If there’s anything to be admired and gained from Bay’s films, it’s the downright incredible special effects, and those thankfully carry over into this film. Bumblebee himself is a stunning achievement of ILM – he’s a badass fighting robot when he needs to be, but most of the time he’s an adorable, shy, and goofy companion. He’ll easily take his place among the most beloved characters from children’s fiction thanks to his loveable, funny, and sweet demeanor. A lot of credit has to go to the character’s new design, which does away with the muddy and jumbled look of Bay’s robots in favor of the simpler G1 look from the classic Transformers line, which is much more pleasing to the eyes.
The jokes are actually funny, the villains have actually actual personalities (sorry Megatron), and for an action movie, it shows enormous restraint. The first ten minutes is one big action piece that goes from the planet Cybertron and carries on to Earth, but once that’s over, there’s almost no action at all until the finale. Bumblebee’s focus is on the relationship between girl and machine, and it’s all the better for it. Steinfeld is nothing short of incredible in this film, selling true wonder, warmth, and sympathy towards a giant robot that isn’t actually there. Charlie is a great character, she’s witty and smart but genuinely struggles, and the film doesn’t shy away from how difficult and frustrating those struggles can be. She and Bumblebee only have each other, and need each other. The two are processing grief together: for Bee, it’s the loss of his friends and his homeo, for Charlie, it’s the loss of her father. That core emotion, dealing with personal loss and learning how to let go and continue living, is a wonderful foundation for a film to be built on, especially for children, and the fact that it’s done with the idea that sometimes what you need is a friend who understands your pain and someone who can go through this time with you is pretty powerful.

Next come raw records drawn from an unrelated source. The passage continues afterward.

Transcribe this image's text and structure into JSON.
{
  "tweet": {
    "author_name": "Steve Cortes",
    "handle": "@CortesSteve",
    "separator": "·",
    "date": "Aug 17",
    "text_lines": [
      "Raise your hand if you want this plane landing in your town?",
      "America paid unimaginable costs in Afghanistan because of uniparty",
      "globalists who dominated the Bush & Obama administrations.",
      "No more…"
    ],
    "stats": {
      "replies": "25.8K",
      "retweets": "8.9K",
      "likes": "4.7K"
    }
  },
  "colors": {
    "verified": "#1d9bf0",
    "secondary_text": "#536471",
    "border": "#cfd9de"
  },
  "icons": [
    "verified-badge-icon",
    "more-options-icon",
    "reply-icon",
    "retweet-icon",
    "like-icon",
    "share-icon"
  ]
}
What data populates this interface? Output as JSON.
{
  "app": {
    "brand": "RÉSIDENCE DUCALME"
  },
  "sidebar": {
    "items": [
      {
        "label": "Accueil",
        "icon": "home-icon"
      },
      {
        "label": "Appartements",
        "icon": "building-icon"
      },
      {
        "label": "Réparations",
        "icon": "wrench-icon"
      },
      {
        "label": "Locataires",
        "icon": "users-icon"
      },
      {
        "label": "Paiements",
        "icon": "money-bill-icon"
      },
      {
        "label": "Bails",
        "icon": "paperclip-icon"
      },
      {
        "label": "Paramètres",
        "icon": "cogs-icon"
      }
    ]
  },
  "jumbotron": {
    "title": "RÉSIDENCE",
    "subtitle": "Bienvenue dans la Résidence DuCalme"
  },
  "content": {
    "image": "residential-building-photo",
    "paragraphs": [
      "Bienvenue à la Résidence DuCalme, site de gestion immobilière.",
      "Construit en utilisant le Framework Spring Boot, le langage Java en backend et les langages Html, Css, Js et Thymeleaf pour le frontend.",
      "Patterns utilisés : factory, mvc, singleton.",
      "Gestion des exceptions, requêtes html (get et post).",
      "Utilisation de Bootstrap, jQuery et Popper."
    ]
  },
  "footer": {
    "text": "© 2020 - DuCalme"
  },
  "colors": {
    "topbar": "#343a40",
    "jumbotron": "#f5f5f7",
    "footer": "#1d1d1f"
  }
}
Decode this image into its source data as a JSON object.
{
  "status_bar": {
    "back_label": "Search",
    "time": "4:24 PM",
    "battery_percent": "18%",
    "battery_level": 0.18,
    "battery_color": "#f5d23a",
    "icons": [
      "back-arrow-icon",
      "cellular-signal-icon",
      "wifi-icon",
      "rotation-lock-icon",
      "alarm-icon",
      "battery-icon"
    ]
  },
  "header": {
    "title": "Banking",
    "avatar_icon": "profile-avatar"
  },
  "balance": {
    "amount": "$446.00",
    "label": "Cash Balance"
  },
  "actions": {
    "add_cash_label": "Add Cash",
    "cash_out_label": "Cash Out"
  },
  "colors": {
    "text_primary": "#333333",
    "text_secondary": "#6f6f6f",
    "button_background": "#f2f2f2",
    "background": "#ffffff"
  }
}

There’s a whimsical atmosphere surrounding Bumblebee; it feels like a callback to the fun and heartfelt family films of the 80s, 90s, and early 2000s. Its brilliant decision to actually take place in the late 80s, complete with a classic 80s soundtrack, is a nostalgic throwback to the time when Transformers first hit the shelves and airwaves, and it’s something that will make fans who have been around since then misty-eyed. And while it’s certainly cashing in on audience’s current lust for nostalgia, it also has plenty to offer newer and younger fans. The films just works on pretty much all levels, thanks to the wise choice to build it around character, relationships, and emotion, and leave the robot fighting action on the backburner.
Bumblebee is exactly what the first Transformers film should have been. It’s incredibly well done, backed by powerful emotions, it’s fun and funny, and genuinely great for all ages. It’s a reminder of what made Transformers so loved in the first place, and Knight shows true care for that while still embracing the future. While this is the first of many rumored sequels and spin-offs, the larger universe and lore of the Transformers is secondary – this is a standalone story about a young girl who finds a friend, and those two friends grow to need and learn from each other. There’s something honestly magical about it. Finally, the world has a great Transformers movie.